Sam Cooke's lament -- "Another Saturday night and I ain't got nobody" -- summed up my social situation after, for reasons known only to my unconscious. I'd blown the Sweet 16 by ignoring my friendly good-looking date in favor of a sarcastic snob at the next table.
Comfortably at No. 5 though, besting acts like The Spice Girls, En Vogue and Martha & The Vandellas, was Exposé. According to singer Jeanette Jurado, the '80s freestyle collective is all-too-grateful its music, now "classics," lives on.
I started the week with a big drawing of the new musical, Motown. This is a show about the life of record producer/songwriter, Berry Gordy. It is already a big hit, with the winning formula of a score of very popular Motown hits.
Motown, and in particular The Supremes, were symbols of breaking racial barriers. The appearances of The Supremes on mainstream variety shows weren't just critical for what it said about the humanity of African Americans, it also said a great deal about the position of black women in society.
More than 450,000 people stood shoulder to shoulder in New York's Central Park on July 21, 1983 to see Diana Ross perform a free concert.
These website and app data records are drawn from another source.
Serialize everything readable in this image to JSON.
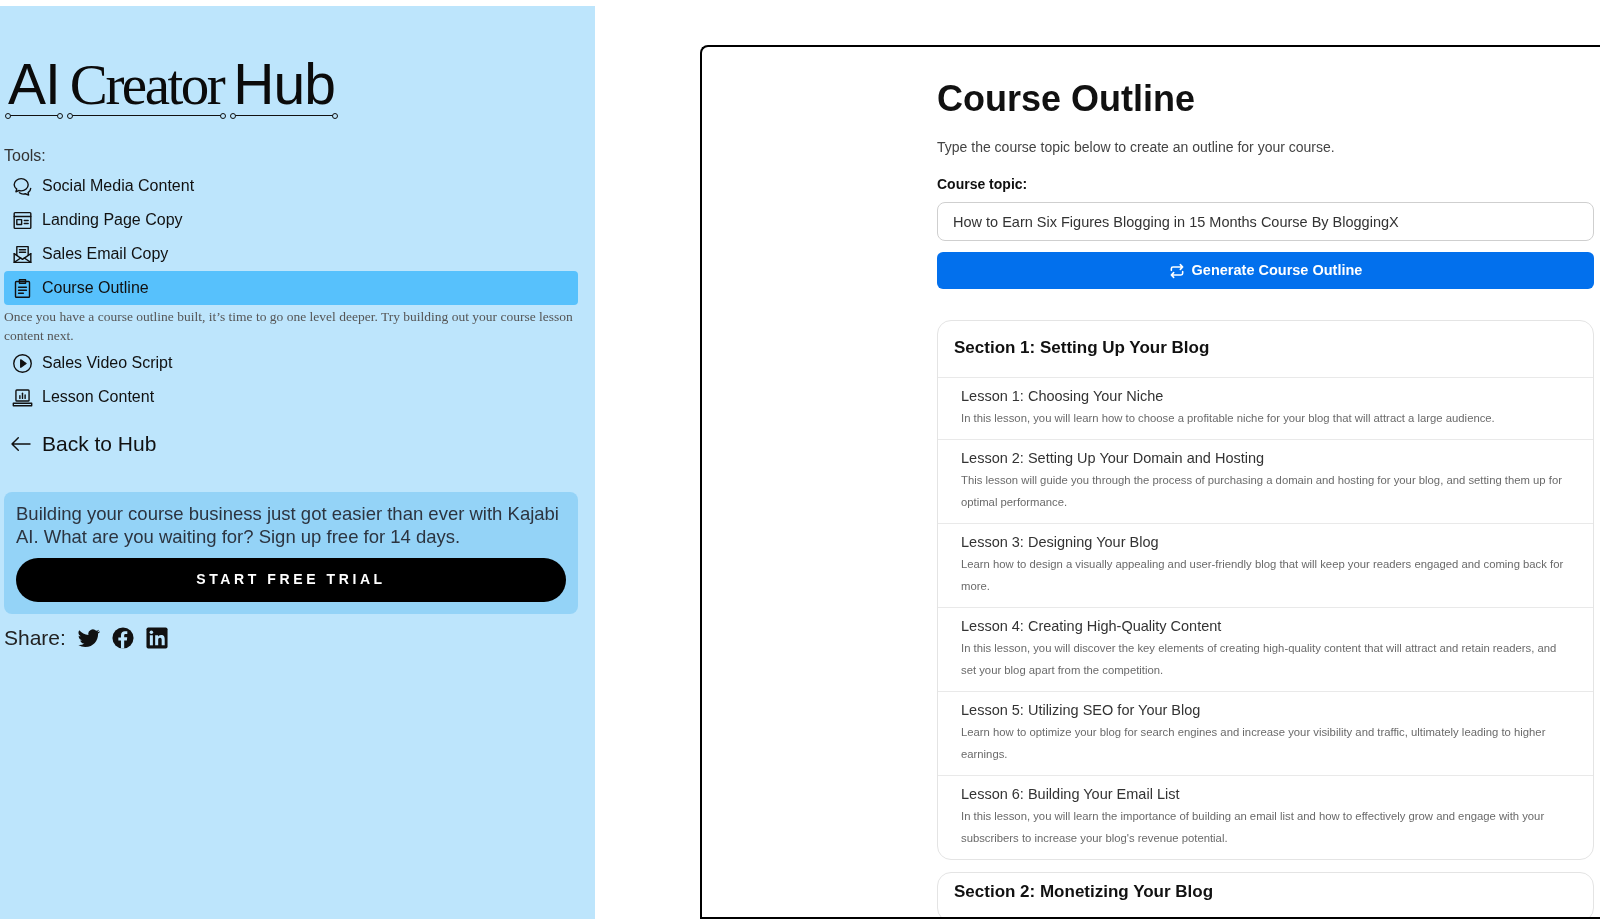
{
  "sidebar": {
    "logo": [
      "AI",
      "Creator",
      "Hub"
    ],
    "tools_label": "Tools:",
    "tools": [
      {
        "label": "Social Media Content",
        "selected": false
      },
      {
        "label": "Landing Page Copy",
        "selected": false
      },
      {
        "label": "Sales Email Copy",
        "selected": false
      },
      {
        "label": "Course Outline",
        "selected": true
      },
      {
        "label": "Sales Video Script",
        "selected": false
      },
      {
        "label": "Lesson Content",
        "selected": false
      }
    ],
    "selected_tool_hint": "Once you have a course outline built, it’s time to go one level deeper. Try building out your course lesson content next.",
    "back_link": "Back to Hub",
    "promo": {
      "text": "Building your course business just got easier than ever with Kajabi AI. What are you waiting for? Sign up free for 14 days.",
      "button": "START FREE TRIAL"
    },
    "share_label": "Share:"
  },
  "main": {
    "title": "Course Outline",
    "intro": "Type the course topic below to create an outline for your course.",
    "topic_field": {
      "label": "Course topic:",
      "value": "How to Earn Six Figures Blogging in 15 Months Course By BloggingX"
    },
    "generate_button": "Generate Course Outline",
    "sections": [
      {
        "title": "Section 1: Setting Up Your Blog",
        "lessons": [
          {
            "title": "Lesson 1: Choosing Your Niche",
            "description": "In this lesson, you will learn how to choose a profitable niche for your blog that will attract a large audience."
          },
          {
            "title": "Lesson 2: Setting Up Your Domain and Hosting",
            "description": "This lesson will guide you through the process of purchasing a domain and hosting for your blog, and setting them up for optimal performance."
          },
          {
            "title": "Lesson 3: Designing Your Blog",
            "description": "Learn how to design a visually appealing and user-friendly blog that will keep your readers engaged and coming back for more."
          },
          {
            "title": "Lesson 4: Creating High-Quality Content",
            "description": "In this lesson, you will discover the key elements of creating high-quality content that will attract and retain readers, and set your blog apart from the competition."
          },
          {
            "title": "Lesson 5: Utilizing SEO for Your Blog",
            "description": "Learn how to optimize your blog for search engines and increase your visibility and traffic, ultimately leading to higher earnings."
          },
          {
            "title": "Lesson 6: Building Your Email List",
            "description": "In this lesson, you will learn the importance of building an email list and how to effectively grow and engage with your subscribers to increase your blog's revenue potential."
          }
        ]
      },
      {
        "title": "Section 2: Monetizing Your Blog"
      }
    ]
  }
}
One man, director Steve Binder, was responsible for capturing every detail.